The crime rate in the city of Johannesburg has fallen by 50% due to a new policing policy. The installation of video surveillance cameras in the streets of Johannesburg has caused this dramatic reduction in street crime. The cameras are installed in the commercial centre of the city in a project directed by Simphiwe Namba, whose team survey 63 screens which cover the entire area.

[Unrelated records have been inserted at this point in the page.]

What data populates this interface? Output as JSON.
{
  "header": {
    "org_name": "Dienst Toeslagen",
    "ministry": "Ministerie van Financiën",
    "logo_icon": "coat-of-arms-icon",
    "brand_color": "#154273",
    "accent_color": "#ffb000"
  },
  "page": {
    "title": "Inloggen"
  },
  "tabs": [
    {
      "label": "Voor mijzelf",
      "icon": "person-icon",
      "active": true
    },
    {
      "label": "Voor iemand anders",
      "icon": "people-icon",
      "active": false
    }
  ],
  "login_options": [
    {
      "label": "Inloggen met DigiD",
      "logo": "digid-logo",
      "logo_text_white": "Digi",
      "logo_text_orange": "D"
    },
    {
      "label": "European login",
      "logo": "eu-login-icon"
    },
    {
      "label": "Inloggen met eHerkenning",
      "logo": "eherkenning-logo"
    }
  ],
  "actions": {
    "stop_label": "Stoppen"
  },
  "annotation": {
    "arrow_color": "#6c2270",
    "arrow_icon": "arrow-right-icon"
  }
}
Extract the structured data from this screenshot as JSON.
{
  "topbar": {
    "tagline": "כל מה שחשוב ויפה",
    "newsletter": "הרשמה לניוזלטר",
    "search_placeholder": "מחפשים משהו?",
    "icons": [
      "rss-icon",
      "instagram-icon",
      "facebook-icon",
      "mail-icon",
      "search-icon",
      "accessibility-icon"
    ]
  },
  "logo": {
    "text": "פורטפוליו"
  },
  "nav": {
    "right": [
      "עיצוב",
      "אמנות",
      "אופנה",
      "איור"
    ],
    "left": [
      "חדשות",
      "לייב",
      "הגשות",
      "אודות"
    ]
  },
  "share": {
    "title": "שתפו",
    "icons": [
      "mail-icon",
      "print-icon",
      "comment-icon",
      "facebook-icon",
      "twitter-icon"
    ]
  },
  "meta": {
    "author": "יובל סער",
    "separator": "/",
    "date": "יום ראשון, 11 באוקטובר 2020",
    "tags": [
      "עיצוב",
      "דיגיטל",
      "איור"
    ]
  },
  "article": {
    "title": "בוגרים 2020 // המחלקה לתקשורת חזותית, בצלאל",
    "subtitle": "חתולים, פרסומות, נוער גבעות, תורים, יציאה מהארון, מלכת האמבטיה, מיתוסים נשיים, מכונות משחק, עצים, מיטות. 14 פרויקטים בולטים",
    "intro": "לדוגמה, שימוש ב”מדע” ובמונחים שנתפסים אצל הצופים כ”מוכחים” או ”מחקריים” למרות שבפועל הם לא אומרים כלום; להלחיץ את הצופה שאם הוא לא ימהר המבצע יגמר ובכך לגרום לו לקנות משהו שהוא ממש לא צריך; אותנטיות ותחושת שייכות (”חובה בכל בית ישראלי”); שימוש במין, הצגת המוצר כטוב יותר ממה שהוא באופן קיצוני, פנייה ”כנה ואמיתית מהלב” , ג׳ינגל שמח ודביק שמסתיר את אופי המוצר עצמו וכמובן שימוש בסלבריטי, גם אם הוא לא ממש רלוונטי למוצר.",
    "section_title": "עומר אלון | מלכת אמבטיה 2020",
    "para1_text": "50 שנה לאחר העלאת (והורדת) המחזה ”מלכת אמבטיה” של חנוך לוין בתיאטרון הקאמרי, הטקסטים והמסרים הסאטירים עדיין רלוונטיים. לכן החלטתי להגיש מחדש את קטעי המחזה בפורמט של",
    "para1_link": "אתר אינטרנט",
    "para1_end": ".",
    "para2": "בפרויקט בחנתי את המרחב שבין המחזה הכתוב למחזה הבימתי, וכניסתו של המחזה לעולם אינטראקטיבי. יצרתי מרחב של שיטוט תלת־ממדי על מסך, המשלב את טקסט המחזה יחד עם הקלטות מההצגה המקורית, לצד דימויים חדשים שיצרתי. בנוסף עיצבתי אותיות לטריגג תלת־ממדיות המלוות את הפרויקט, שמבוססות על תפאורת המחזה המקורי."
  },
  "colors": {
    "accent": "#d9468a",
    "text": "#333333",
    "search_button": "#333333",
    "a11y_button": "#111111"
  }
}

The installation of surveillance videos has been criticised by some as an infringement of individual rights, while in some countries, it is accepted that video cameras will be used in shopping centres and banks, but not in the case of surveillance in public transports. The trend in the 1980s to install super squadrons in peripheral areas of the major cities saw a dramatic leap in street crime, this being another victory for the generation of managers which poured from universities, glued to their statistics books but not to reality. The fact is that in cities where there is a strong presence of police on the streets, the crime rate is lower. In certain cities, such as London and Lisbon, there are a great number of plain-clothes policemen in circulation at any time of day or night.
This costs money. Although public spending is an enemy of the new market-oriented economies, sometimes it is necessary. And it works.
Timothy BANCROFT-HINCHEY PRAVDA.Ru
Several years ago, a prominent Indonesian businessman who now resides in Canada, insisted on meeting me in a back room of one of Jakarta's posh restaurants. An avid reader of mine, he 'had something urgent to tell me', after finding out that our paths were going to be crossing in this destroyed and hopelessly polluted Indonesian capital.